Some Tennessee lawmakers are pushing to keep your personal information more private, even from the federal government. They want to make it illegal for state workers to cooperate with blanket searches like the ones the NSA has been criticized about. State Sen. Stacey Campfield, R-Knoxville, is one of the bill’s sponsors and says if the federal government wants to do these blanket searches, Tennessee shouldn’t have to foot the bill. “What we’re saying is the state should not be involved in helping facilitate that.

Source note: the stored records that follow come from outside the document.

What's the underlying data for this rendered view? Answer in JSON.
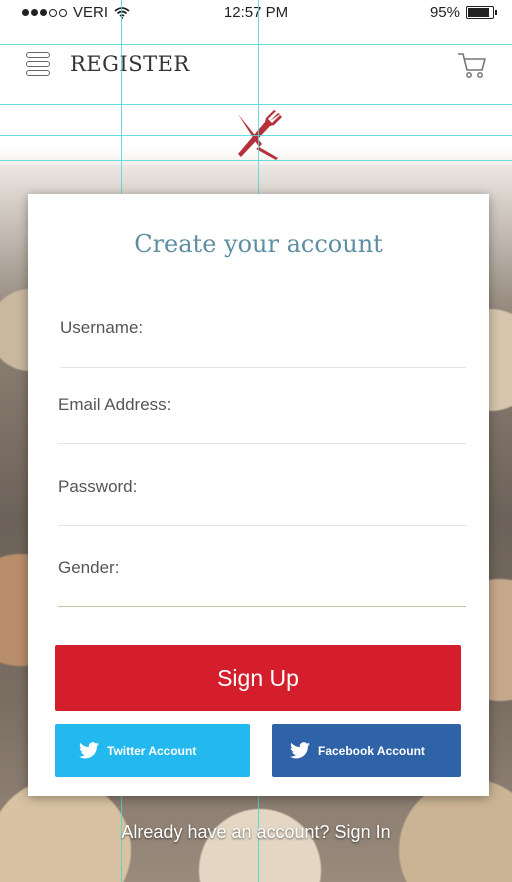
{
  "status_bar": {
    "carrier": "VERI",
    "time": "12:57 PM",
    "battery": "95%"
  },
  "header": {
    "title": "REGISTER"
  },
  "form": {
    "title": "Create your account",
    "fields": {
      "username": "Username:",
      "email": "Email Address:",
      "password": "Password:",
      "gender": "Gender:"
    },
    "signup_label": "Sign Up",
    "twitter_label": "Twitter Account",
    "facebook_label": "Facebook Account"
  },
  "footer": {
    "signin_text": "Already have an account? Sign In"
  },
  "colors": {
    "accent_red": "#d51e2b",
    "twitter_blue": "#23b9ef",
    "facebook_blue": "#2e63a8",
    "title_blue": "#5d8ea3"
  },
  "icons": [
    "menu-icon",
    "cart-icon",
    "fork-knife-logo",
    "wifi-icon",
    "battery-icon",
    "twitter-bird-icon"
  ]
}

We should not be pushing it.
The Tennessee General Assembly’s Black Caucus plans to invite Tennessee Achievement School District superintendent Chris Barbic to speak to its members to explain recent comments he made on diversity at charter schools. Barbic, speaking at a panel discussion at Lipscomb University last week, said charter schools, which are “choice” schools, shouldn’t be blamed for lacking student diversity, noting in a subsequent interview that schools typically look like the neighborhoods in which they’re located. “Yes, we want diversity,” he said. “But we’ve got to be honest about the situation and speak honestly about race and class, which goes way beyond the power of a school.”
What’s been known for 22 months became official when Ed Jackson announced his candidacy for the Tennessee state Senate district that covers Madison, Crockett, Dyer, Lake and Lauderdale counties. Swarmed by more than 200 well-wishers, Jackson kick-started his campaign with a fundraiser at the home of Fiona and Jonathan Harlan on Thursday. “When I was first asked to run, I thought, ‘Me?’ Jackson said. “Then I thought, why not? I’m a business owner and I know the lay of the land, and there are a lot of people who need help. There’s a lot to address, and I want to work for West Tennessee and District 27.”
Beginning in March, more than four million students will serve as guinea pigs for the English and math tests for the Common Core, a set of standards adopted by almost every state that map out what students should know and be able to do in each grade. Ultimately, Common Core tests will be used to assess both students and teachers, and they are critical to the larger mission of the standards: to increase academic rigor for all students and to allow states to better evaluate their students and compare them to those in other states.
The Cleveland Board of Education has proposed using money it expects to receive from Bradley County to help build a new Georgetown Road elementary school and a new gymnasium for Cleveland High. On Thursday, the board voted 7-0 in a special meeting to allocate whatever money comes from Bradley County whenever it funds the next county education capital project. If the next Bradley County Commission follows through with a plan approved by the current commission, the county should issue $12 million in bonds for rebuilding Lake Forest Middle School. According to a longstanding agreement between Bradley County and Cleveland, the county must raise $1 for the city school system for every $2 it raises for the county school system, based on student enrollment numbers.
As the clock keeps ticking and state financial losses mount, Gov. Bill Haslam’s failure to lead on the TennCare expansion issue now looks even worse. A provision in the Affordable Care Act could end up costing Tennessee small businesses millions in tax dollars because some of their employees don’t have access to expanded TennCare. We urge the governor to move ahead with TennCare expansion and get members of the General Assembly on the record with their votes. Haslam’s lack of urgency on TennCare expansion is hurting Tennesseans on many levels.